Improving the Relationship Between Indian Nations, the Federal Government, and State Governments (2000), by Jerry Gardner. In order to effectively address criminal justice issues in Indian country and services for victims of crime in Indian country, it is vital that productive efforts are made to improve the relationship between Indian Nations, the federal government, and state governments. The first step required in any effort to improve these relationships is an understanding and recognition of the unique sovereign status of Indian Nations. Second, contemporary problems in the relationship between these governments should be examined. Third, recent examples of efforts to improve the relationship between these governments should be reviewed. Then, the potential use of written cooperative agreements – such as Memorandums of Understanding (MOUs) – to improve the relationship between these governments should be examined. Finally, practical tips for developing and implementing written cooperative agreements should be reviewed.
Concurrent Tribal And State Jurisdiction Under Public Law 280 (1998), by Vanessa J. Jiménez and Soo C. Song
Every nation’s survival and self-governance hinges on its ability to maintain law and order and secure “comfortable, safe, and peaceable living” among its citizens. Indian nations are no different. Tribal governments need to maintain an adequate measure of justice and peace among their members if they are to survive and develop as viable entities. Tribal justice systems, including tribal courts and law enforcement, are essential institutions of tribal self-government. Currently, many tribal justice systems—widely varied in their relative sophistication and form—find themselves at a pivotal point in their development. Although increasing in number and prominence, uneven political, legal, and financial support impedes the ability of many tribal justice systems to function in full parity with state and federal systems …

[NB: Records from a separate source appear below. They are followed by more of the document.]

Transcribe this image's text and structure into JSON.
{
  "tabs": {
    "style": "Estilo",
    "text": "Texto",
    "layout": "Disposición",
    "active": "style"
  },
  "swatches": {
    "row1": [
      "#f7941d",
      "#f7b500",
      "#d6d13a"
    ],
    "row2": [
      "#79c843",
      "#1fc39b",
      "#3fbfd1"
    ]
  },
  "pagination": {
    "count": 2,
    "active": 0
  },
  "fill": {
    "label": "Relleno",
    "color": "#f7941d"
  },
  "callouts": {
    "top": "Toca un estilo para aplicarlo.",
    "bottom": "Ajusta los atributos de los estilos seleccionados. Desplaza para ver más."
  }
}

Resolving State – Tribal Jurisdictional Dilemmas (1995), by Stanley G. Feldman and David L. Withey
As a project of the Conference of Chief Justices is demonstrating, it is possible through communication and cooperation to minimize jurisdictional problems between state and tribal courts.

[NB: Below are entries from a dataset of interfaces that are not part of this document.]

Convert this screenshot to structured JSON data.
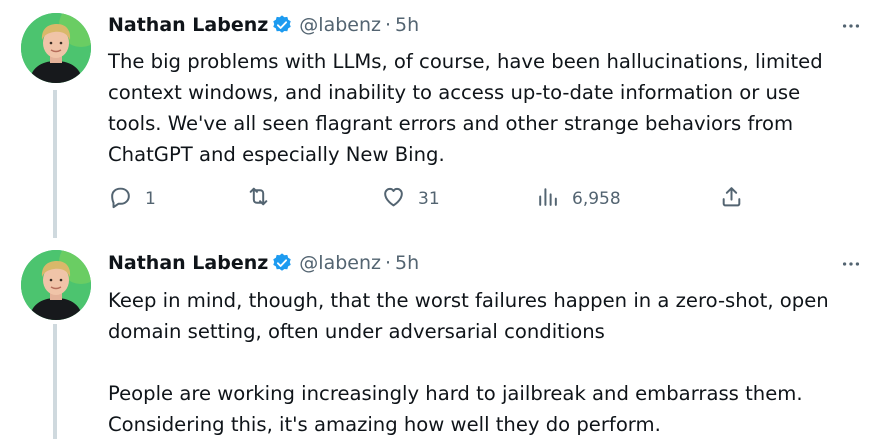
{
  "tweets": [
    {
      "author_name": "Nathan Labenz",
      "handle": "@labenz",
      "separator": "·",
      "time": "5h",
      "paragraphs": [
        "The big problems with LLMs, of course, have been hallucinations, limited context windows, and inability to access up-to-date information or use tools.  We've all seen flagrant errors and other strange behaviors from ChatGPT and especially New Bing."
      ],
      "stats": {
        "replies": "1",
        "retweets": "",
        "likes": "31",
        "views": "6,958"
      }
    },
    {
      "author_name": "Nathan Labenz",
      "handle": "@labenz",
      "separator": "·",
      "time": "5h",
      "paragraphs": [
        "Keep in mind, though, that the worst failures happen in a zero-shot, open domain setting, often under adversarial conditions",
        "People are working increasingly hard to jailbreak and embarrass them. Considering this, it's amazing how well they do perform."
      ]
    }
  ],
  "icons": {
    "more": "more-dots-icon",
    "reply": "reply-icon",
    "retweet": "retweet-icon",
    "like": "heart-icon",
    "views": "views-icon",
    "share": "share-icon",
    "verified": "verified-badge-icon"
  },
  "colors": {
    "text": "#0f1419",
    "secondary": "#536471",
    "verified": "#1d9bf0",
    "thread_line": "#cfd9de"
  }
}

Multiple Sovereignties: Indian Tribes, States, and the Federal Government (1995), by Judith Resnik
Although often unrecognized, three entities within the territory that constitutes the United States – Indian tribes, states, and the federal government – have forms of sovereignty. The rich and complex relationships among these three sovereignties need to become integrated into the discussion and law of federalism.
Morisset, Schlosser, Ayer, & Jozwiakhas a series of papers on Indian Law, including Enforcing Tribal Court Judgments in State Court: Three Perspectives (1994), by Kyme Allison McGaw (September 1994).
Publications for Purchase
The Other Movement: Indian Rights and Civil Rights in the Deep South (2012), Denise E. Bates, University of Alabama Press.
Negotiated Sovereignty: Working to Improve Tribal-State Relations (2004), Jeffrey S. Ashley and Secody J. Hubbard, Praeger Press, CT.
Government to Government: Models of Cooperative between States and Tribes (2002), National Conference on State Legislatures.
Government to Government: Understanding State and Tribal Governments (2000), National Conference on State Legislatures and National Congress of American Indians.